◆ **TASK TO COMPLETE**:
Search the records below for the word "units". Copy each line where it occurs.

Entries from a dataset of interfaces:
◇ ◇ ◇ ◇ ◇ ◇ ◇

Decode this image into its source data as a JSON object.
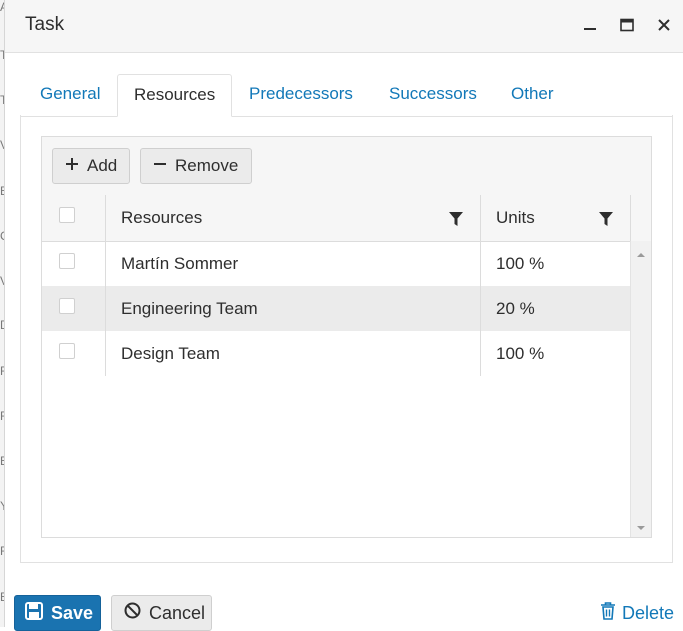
{
  "background_letters": [
    "A",
    "T",
    "T",
    "V",
    "E",
    "C",
    "V",
    "D",
    "F",
    "F",
    "E",
    "Y",
    "F",
    "E"
  ],
  "window": {
    "title": "Task"
  },
  "tabs": [
    {
      "label": "General",
      "active": false
    },
    {
      "label": "Resources",
      "active": true
    },
    {
      "label": "Predecessors",
      "active": false
    },
    {
      "label": "Successors",
      "active": false
    },
    {
      "label": "Other",
      "active": false
    }
  ],
  "toolbar": {
    "add_label": "Add",
    "remove_label": "Remove"
  },
  "columns": {
    "resources": "Resources",
    "units": "Units"
  },
  "rows": [
    {
      "resource": "Martín Sommer",
      "units": "100 %"
    },
    {
      "resource": "Engineering Team",
      "units": "20 %"
    },
    {
      "resource": "Design Team",
      "units": "100 %"
    }
  ],
  "footer": {
    "save_label": "Save",
    "cancel_label": "Cancel",
    "delete_label": "Delete"
  },
  "colors": {
    "accent": "#1278b8",
    "primary_button": "#1a73b0",
    "row_alternate": "#ebebeb"
  }
}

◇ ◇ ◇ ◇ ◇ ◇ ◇

◆ **YOUR SOLUTION**:
    "units": "Units"
      "units": "100 %"
      "units": "20 %"
      "units": "100 %"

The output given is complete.